A needlessly sardonic view on what's been happening in the technology world over the last few days, and more importantly, who's been screwing up...


The US senate has been trying to get to grips with virtual currencies this week through a committee hearing in which they were told the likes of Bitcoin were a "legitimate financial service."

Following the hearing, the value of Bitcoin soared to over $900, trebling its value since October.

As we all know by now, Bitcoin in particular has raced to the front of the public's conscious due to its use on the Silk Road, the website that could be used to procure illegal drugs, and other illegal products. The FBI, who also contributed to the hearing, shut down the site in October.

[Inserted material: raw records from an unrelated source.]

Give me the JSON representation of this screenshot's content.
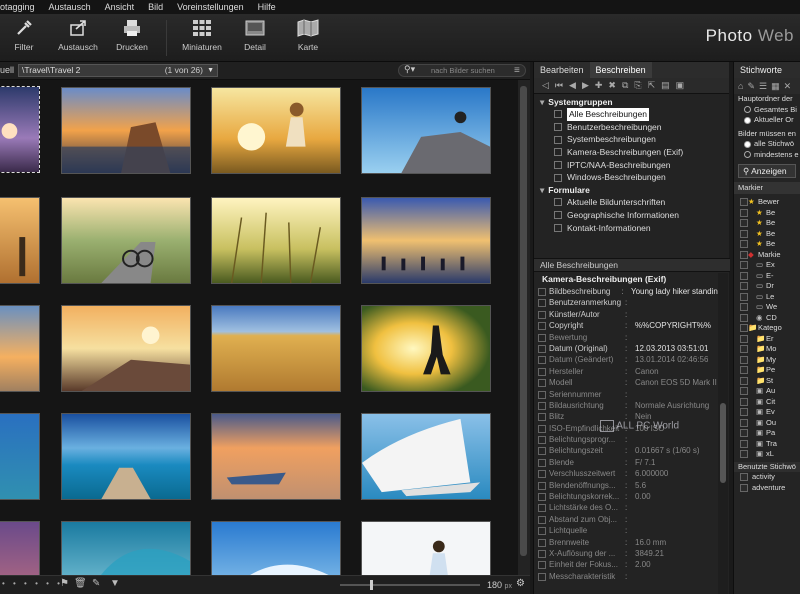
{
  "menu": [
    "otagging",
    "Austausch",
    "Ansicht",
    "Bild",
    "Voreinstellungen",
    "Hilfe"
  ],
  "toolbar": {
    "filter": "Filter",
    "austausch": "Austausch",
    "drucken": "Drucken",
    "miniaturen": "Miniaturen",
    "detail": "Detail",
    "karte": "Karte"
  },
  "brand": {
    "photo": "Photo",
    "web": "Web"
  },
  "pathbar": {
    "left_label": "uell",
    "path": "\\Travel\\Travel 2",
    "count": "(1 von 26)",
    "search_placeholder": "nach Bilder suchen"
  },
  "bottombar": {
    "size": "180",
    "unit": "px"
  },
  "mid": {
    "tabs": [
      "Bearbeiten",
      "Beschreiben"
    ],
    "groups": [
      {
        "label": "Systemgruppen",
        "items": [
          "Alle Beschreibungen",
          "Benutzerbeschreibungen",
          "Systembeschreibungen",
          "Kamera-Beschreibungen (Exif)",
          "IPTC/NAA-Beschreibungen",
          "Windows-Beschreibungen"
        ]
      },
      {
        "label": "Formulare",
        "items": [
          "Aktuelle Bildunterschriften",
          "Geographische Informationen",
          "Kontakt-Informationen"
        ]
      }
    ],
    "section": "Alle Beschreibungen",
    "props_title": "Kamera-Beschreibungen (Exif)",
    "props": [
      {
        "k": "Bildbeschreibung",
        "v": "Young lady hiker standing",
        "dim": false
      },
      {
        "k": "Benutzeranmerkung",
        "v": "",
        "dim": false
      },
      {
        "k": "Künstler/Autor",
        "v": "",
        "dim": false
      },
      {
        "k": "Copyright",
        "v": "%%COPYRIGHT%%",
        "dim": false
      },
      {
        "k": "Bewertung",
        "v": "",
        "dim": true
      },
      {
        "k": "Datum (Original)",
        "v": "12.03.2013 03:51:01",
        "dim": false
      },
      {
        "k": "Datum (Geändert)",
        "v": "13.01.2014 02:46:56",
        "dim": true
      },
      {
        "k": "Hersteller",
        "v": "Canon",
        "dim": true
      },
      {
        "k": "Modell",
        "v": "Canon EOS 5D Mark II",
        "dim": true
      },
      {
        "k": "Seriennummer",
        "v": "",
        "dim": true
      },
      {
        "k": "Bildausrichtung",
        "v": "Normale Ausrichtung",
        "dim": true
      },
      {
        "k": "Blitz",
        "v": "Nein",
        "dim": true
      },
      {
        "k": "ISO-Empfindlichkeit",
        "v": "100 ISO",
        "dim": true
      },
      {
        "k": "Belichtungsprogr...",
        "v": "",
        "dim": true
      },
      {
        "k": "Belichtungszeit",
        "v": "0.01667 s (1/60 s)",
        "dim": true
      },
      {
        "k": "Blende",
        "v": "F/ 7.1",
        "dim": true
      },
      {
        "k": "Verschlusszeitwert",
        "v": "6.000000",
        "dim": true
      },
      {
        "k": "Blendenöffnungs...",
        "v": "5.6",
        "dim": true
      },
      {
        "k": "Belichtungskorrek...",
        "v": "0.00",
        "dim": true
      },
      {
        "k": "Lichtstärke des O...",
        "v": "",
        "dim": true
      },
      {
        "k": "Abstand zum Obj...",
        "v": "",
        "dim": true
      },
      {
        "k": "Lichtquelle",
        "v": "",
        "dim": true
      },
      {
        "k": "Brennweite",
        "v": "16.0 mm",
        "dim": true
      },
      {
        "k": "X-Auflösung der ...",
        "v": "3849.21",
        "dim": true
      },
      {
        "k": "Einheit der Fokus...",
        "v": "2.00",
        "dim": true
      },
      {
        "k": "Messcharakteristik",
        "v": "",
        "dim": true
      }
    ],
    "watermark": "ALL PC World"
  },
  "right": {
    "header": "Stichworte",
    "hauptordner": "Hauptordner der",
    "radio1": [
      "Gesamtes Bi",
      "Aktueller Or"
    ],
    "bilder": "Bilder müssen en",
    "radio2": [
      "alle Stichwö",
      "mindestens e"
    ],
    "anzeigen": "Anzeigen",
    "markiert": "Markier",
    "tree": [
      "Bewer",
      "Be",
      "Be",
      "Be",
      "Be",
      "Markie",
      "Ex",
      "E-",
      "Dr",
      "Le",
      "We",
      "CD",
      "Katego",
      "Er",
      "Mo",
      "My",
      "Pe",
      "St",
      "Au",
      "Cit",
      "Ev",
      "Ou",
      "Pa",
      "Tra",
      "xL"
    ],
    "benutzte": "Benutzte Stichwö",
    "used": [
      "activity",
      "adventure"
    ]
  }
}
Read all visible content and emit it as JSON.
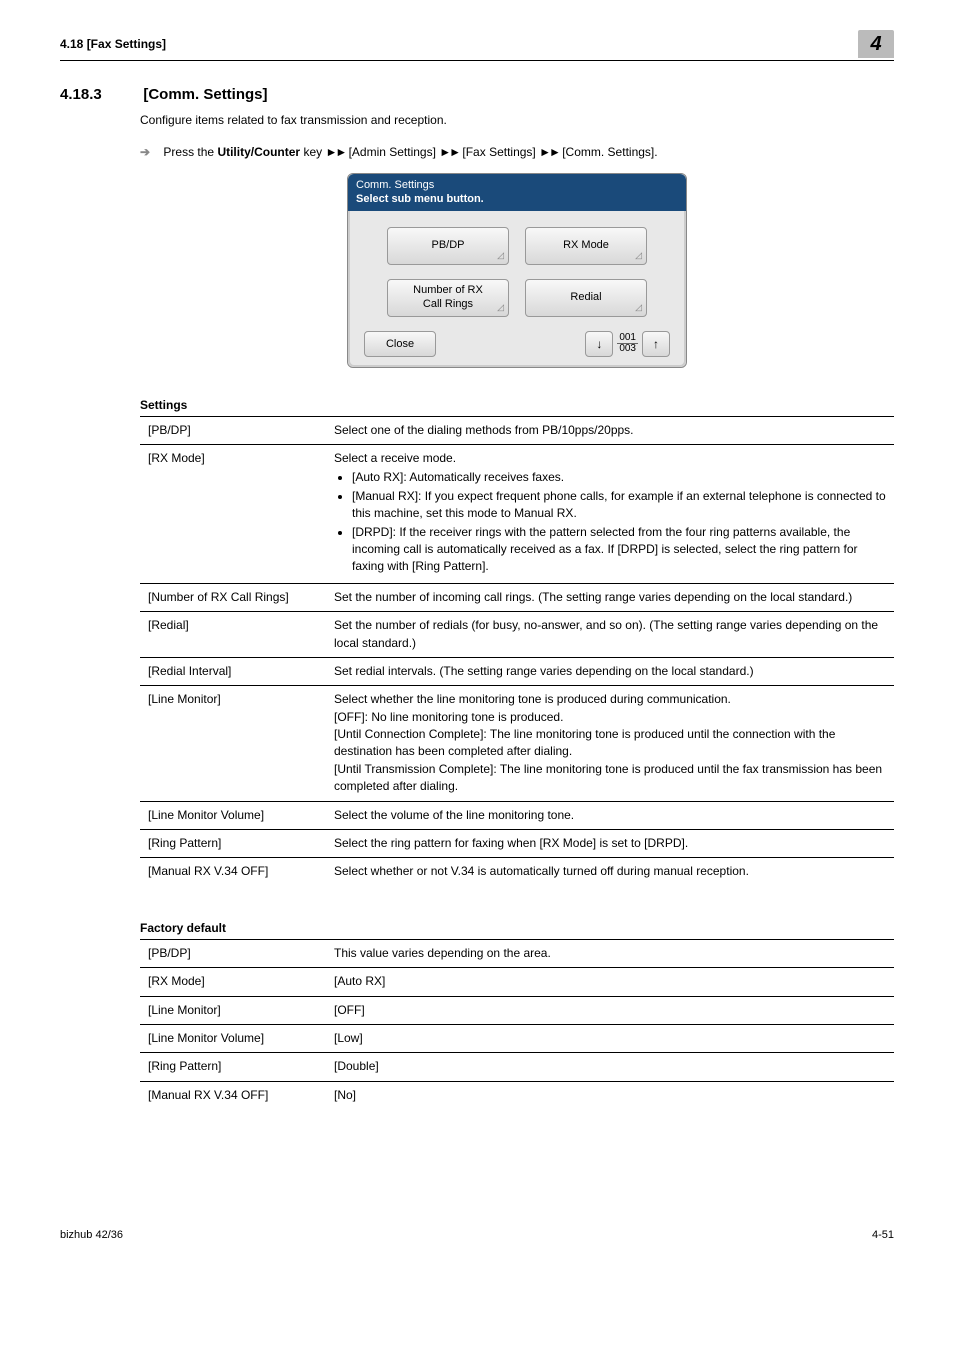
{
  "header": {
    "left": "4.18    [Fax Settings]",
    "chapter": "4"
  },
  "section": {
    "number": "4.18.3",
    "title": "[Comm. Settings]"
  },
  "intro": "Configure items related to fax transmission and reception.",
  "path_prefix": "Press the ",
  "path_key": "Utility/Counter",
  "path_suffix": " key ",
  "arrow": "►►",
  "path_items": [
    "[Admin Settings]",
    "[Fax Settings]",
    "[Comm. Settings]."
  ],
  "screenshot": {
    "title_line1": "Comm. Settings",
    "title_line2": "Select sub menu button.",
    "buttons": [
      "PB/DP",
      "RX Mode",
      "Number of RX\nCall Rings",
      "Redial"
    ],
    "close": "Close",
    "page_top": "001",
    "page_bot": "003"
  },
  "tables": {
    "settings_title": "Settings",
    "settings": [
      {
        "k": "[PB/DP]",
        "v": "Select one of the dialing methods from PB/10pps/20pps."
      },
      {
        "k": "[RX Mode]",
        "v_pre": "Select a receive mode.",
        "v_list": [
          "[Auto RX]: Automatically receives faxes.",
          "[Manual RX]: If you expect frequent phone calls, for example if an external telephone is connected to this machine, set this mode to Manual RX.",
          "[DRPD]: If the receiver rings with the pattern selected from the four ring patterns available, the incoming call is automatically received as a fax. If [DRPD] is selected, select the ring pattern for faxing with [Ring Pattern]."
        ]
      },
      {
        "k": "[Number of RX Call Rings]",
        "v": "Set the number of incoming call rings. (The setting range varies depending on the local standard.)"
      },
      {
        "k": "[Redial]",
        "v": "Set the number of redials (for busy, no-answer, and so on). (The setting range varies depending on the local standard.)"
      },
      {
        "k": "[Redial Interval]",
        "v": "Set redial intervals. (The setting range varies depending on the local standard.)"
      },
      {
        "k": "[Line Monitor]",
        "v": "Select whether the line monitoring tone is produced during communication.\n[OFF]: No line monitoring tone is produced.\n[Until Connection Complete]: The line monitoring tone is produced until the connection with the destination has been completed after dialing.\n[Until Transmission Complete]: The line monitoring tone is produced until the fax transmission has been completed after dialing."
      },
      {
        "k": "[Line Monitor Volume]",
        "v": "Select the volume of the line monitoring tone."
      },
      {
        "k": "[Ring Pattern]",
        "v": "Select the ring pattern for faxing when [RX Mode] is set to [DRPD]."
      },
      {
        "k": "[Manual RX V.34 OFF]",
        "v": "Select whether or not V.34 is automatically turned off during manual reception."
      }
    ],
    "defaults_title": "Factory default",
    "defaults": [
      {
        "k": "[PB/DP]",
        "v": "This value varies depending on the area."
      },
      {
        "k": "[RX Mode]",
        "v": "[Auto RX]"
      },
      {
        "k": "[Line Monitor]",
        "v": "[OFF]"
      },
      {
        "k": "[Line Monitor Volume]",
        "v": "[Low]"
      },
      {
        "k": "[Ring Pattern]",
        "v": "[Double]"
      },
      {
        "k": "[Manual RX V.34 OFF]",
        "v": "[No]"
      }
    ]
  },
  "footer": {
    "left": "bizhub 42/36",
    "right": "4-51"
  }
}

In a letter, the FBI said that while it recognised that virtual currencies offered "legitimate financial services," they could be "exploited by malicious actors."

Furthermore, Mythili Raman, the head of the Justice Department's Criminal Division, said: "We have seen increasing use of such currencies by drug dealers, traffickers of child pornography, and perpetrators of large-scale fraud schemes."

You'd think he'd be more encouraging considering the criminal underworld's previous choice of currency was government run and sanctioned.

Elsewhere, the music world is being propelled into the future thanks to the technological enhancements in the latest update to Cubase - as if rock 'n' roll and Will.I.Am's sunglasses weren't enough.

Steinberg, makers of Cubase, have released iC Air, a free system that introduces gesture control through the use of depth cameras which allows full control of the interface. The latest addition to the music making software has led some (all) music news sites to liken it to Minority Report.

But it's not all that Minority Report really, a system that could weed out the bad apples of the music world during the recording process before they committed their atrocities would be much more exciting. We certainly wouldn't be worrying about the associated morals of precognition if it meant we wouldn't have to deal with Chris Brown anymore.

But moving on to gaming tech, it seems that despite the popularity of the PS4 upon its release in the US which saw more than one million units shifted within 24 hours, it's far from immune from glitches - users having already highlighted a fairly serious one.

About 0.4% of PS4 owners have experienced a 'blinking blue light' on their box when they turn it on - sometimes resulting in no video or audio.

Some users are complaining that they've "bought a $400 paperweight". As a result, Sony has issued a 'troubleshooting guide' which will join the already existing mountain of instructions that no one reads, though in reality they don't really need to produce a guide.

The recommendation is that users facing such issues turn off the console completely by pressing the power button for seven seconds.

It's always lovely to see a major brand effectively tell thousands of their users to try turning it off and on again.

  • Go on, give it a go

Who loves playing games on their iPhone? The answer is, that we all do - but only if it also involves a toilet. So the question as to whether these iPhone joypads will take off will largely be down to where in the house people decide to keep them.

Both Logitech and Moga have released some interesting designs over the last week or so - the former keeping things relatively simple in a SNES kinda way, and Moga choosing to up the capability a little with some joystick action.

While the devices themselves are fairly primitive, it fits the iPhone's back-to-basics-but-still-loads-better-than-snake mobile gaming aesthetic ending up back where the Game Gear started, but much slimmer. Though lets face it, the only reason that failed was because no one could afford the 27 AA batteries required to power it.

This will probably also be the time that handheld console manufacturers really start worrying if these devices help mobile eat more into the handheld market.

But it's not going to be to everyone's taste - personally, I'm waiting for the giant gaming chair with a steering wheel to gain iPhone capacity to really make me excited about gaming on the move.

By Andy Price